- _TASK STATEMENT_
Lines with the string "this" are to be identified in the listing and copied.

*** Begin section ***

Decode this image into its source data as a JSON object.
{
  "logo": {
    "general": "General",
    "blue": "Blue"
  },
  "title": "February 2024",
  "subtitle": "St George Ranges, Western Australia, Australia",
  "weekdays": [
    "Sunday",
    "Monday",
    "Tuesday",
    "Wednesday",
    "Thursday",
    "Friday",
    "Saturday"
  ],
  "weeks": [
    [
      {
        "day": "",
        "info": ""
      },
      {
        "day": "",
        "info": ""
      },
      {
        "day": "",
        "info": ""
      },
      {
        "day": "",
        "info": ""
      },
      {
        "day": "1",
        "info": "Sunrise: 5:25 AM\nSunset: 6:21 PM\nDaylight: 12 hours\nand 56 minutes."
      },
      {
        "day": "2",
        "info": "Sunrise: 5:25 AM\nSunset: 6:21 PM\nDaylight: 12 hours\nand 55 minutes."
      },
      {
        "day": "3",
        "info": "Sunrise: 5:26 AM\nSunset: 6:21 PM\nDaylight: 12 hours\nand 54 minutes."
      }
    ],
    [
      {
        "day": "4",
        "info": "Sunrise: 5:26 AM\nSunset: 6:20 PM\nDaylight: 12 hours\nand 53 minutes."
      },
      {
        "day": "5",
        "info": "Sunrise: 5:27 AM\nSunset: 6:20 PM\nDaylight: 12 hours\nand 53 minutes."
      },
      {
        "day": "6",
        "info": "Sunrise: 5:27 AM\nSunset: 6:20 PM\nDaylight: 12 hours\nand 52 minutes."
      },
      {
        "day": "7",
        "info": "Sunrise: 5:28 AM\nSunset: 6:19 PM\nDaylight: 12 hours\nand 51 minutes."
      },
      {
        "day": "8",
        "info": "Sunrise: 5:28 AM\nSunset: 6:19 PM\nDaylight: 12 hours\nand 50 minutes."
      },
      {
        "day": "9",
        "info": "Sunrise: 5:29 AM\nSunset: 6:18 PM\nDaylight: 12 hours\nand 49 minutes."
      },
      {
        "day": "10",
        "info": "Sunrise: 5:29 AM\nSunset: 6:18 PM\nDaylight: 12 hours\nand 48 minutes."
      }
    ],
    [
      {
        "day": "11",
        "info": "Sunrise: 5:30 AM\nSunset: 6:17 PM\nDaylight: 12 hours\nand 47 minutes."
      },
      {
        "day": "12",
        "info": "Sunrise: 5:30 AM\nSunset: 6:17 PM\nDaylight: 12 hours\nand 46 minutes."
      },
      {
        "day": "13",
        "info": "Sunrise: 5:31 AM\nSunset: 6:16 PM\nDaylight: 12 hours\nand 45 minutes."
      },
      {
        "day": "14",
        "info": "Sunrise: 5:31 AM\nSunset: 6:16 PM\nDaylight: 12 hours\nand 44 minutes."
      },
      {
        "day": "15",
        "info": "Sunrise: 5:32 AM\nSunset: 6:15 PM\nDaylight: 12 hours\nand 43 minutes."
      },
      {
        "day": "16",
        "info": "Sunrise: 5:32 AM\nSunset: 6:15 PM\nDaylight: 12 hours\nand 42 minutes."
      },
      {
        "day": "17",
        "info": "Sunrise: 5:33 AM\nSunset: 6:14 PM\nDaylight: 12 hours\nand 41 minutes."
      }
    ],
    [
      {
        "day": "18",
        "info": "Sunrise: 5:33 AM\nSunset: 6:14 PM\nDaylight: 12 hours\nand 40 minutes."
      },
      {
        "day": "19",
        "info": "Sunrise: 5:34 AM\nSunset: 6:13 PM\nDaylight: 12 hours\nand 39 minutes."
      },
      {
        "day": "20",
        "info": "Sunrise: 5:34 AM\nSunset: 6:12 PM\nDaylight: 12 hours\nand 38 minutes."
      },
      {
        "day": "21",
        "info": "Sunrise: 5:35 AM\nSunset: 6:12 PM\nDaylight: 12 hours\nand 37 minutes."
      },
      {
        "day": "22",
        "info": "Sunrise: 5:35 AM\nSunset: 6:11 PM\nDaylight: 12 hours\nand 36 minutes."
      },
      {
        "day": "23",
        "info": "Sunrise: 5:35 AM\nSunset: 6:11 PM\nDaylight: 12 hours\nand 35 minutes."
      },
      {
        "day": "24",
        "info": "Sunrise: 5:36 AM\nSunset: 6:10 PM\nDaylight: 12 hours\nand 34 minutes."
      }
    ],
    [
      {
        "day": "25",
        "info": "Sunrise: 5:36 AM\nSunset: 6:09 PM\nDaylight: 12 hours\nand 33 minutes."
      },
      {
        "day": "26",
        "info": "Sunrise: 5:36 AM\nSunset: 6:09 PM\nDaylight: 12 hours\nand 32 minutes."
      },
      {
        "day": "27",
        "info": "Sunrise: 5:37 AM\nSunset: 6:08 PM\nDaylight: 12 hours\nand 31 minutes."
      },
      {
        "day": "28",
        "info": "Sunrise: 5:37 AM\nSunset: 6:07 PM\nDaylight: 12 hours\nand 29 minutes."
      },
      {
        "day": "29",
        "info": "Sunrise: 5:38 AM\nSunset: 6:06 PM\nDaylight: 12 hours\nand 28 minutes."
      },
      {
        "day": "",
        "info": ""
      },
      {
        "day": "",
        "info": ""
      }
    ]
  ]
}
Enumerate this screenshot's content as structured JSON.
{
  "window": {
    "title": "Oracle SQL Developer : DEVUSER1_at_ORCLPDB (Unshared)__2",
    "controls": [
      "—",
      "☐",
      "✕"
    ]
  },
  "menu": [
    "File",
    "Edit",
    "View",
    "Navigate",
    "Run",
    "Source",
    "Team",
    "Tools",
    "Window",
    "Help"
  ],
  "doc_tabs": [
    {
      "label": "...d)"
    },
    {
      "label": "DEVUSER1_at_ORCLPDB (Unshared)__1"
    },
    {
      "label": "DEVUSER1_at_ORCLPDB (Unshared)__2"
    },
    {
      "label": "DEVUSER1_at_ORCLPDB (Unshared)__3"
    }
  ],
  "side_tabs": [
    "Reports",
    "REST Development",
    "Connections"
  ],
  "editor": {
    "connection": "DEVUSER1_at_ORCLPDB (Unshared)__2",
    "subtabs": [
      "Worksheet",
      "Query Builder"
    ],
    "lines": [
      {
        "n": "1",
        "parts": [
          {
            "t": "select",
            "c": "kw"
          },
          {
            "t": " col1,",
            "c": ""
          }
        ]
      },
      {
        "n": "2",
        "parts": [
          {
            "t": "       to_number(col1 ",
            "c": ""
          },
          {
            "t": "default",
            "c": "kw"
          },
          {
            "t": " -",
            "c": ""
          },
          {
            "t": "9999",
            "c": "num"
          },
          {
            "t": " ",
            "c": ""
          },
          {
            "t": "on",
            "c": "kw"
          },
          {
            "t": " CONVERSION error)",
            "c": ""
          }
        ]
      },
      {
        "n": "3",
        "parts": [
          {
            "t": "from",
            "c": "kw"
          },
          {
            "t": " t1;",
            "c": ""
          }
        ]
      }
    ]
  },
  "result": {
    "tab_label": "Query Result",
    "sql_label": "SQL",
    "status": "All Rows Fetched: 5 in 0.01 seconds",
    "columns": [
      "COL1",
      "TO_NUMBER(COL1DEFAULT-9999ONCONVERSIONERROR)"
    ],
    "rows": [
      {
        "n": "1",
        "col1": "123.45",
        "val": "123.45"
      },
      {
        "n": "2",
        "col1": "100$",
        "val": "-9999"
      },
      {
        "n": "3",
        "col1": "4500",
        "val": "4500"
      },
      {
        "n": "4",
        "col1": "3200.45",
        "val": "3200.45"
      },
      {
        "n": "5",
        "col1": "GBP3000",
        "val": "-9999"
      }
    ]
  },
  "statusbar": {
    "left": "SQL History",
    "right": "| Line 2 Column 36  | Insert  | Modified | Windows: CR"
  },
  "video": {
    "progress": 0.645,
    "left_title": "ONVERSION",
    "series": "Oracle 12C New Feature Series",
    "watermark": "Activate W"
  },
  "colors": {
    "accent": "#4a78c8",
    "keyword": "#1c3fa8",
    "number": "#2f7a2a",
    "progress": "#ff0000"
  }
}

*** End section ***

- _EXPECTED ANSWER_
Decode this image into its source data as a JSON object.
Enumerate this screenshot's content as structured JSON.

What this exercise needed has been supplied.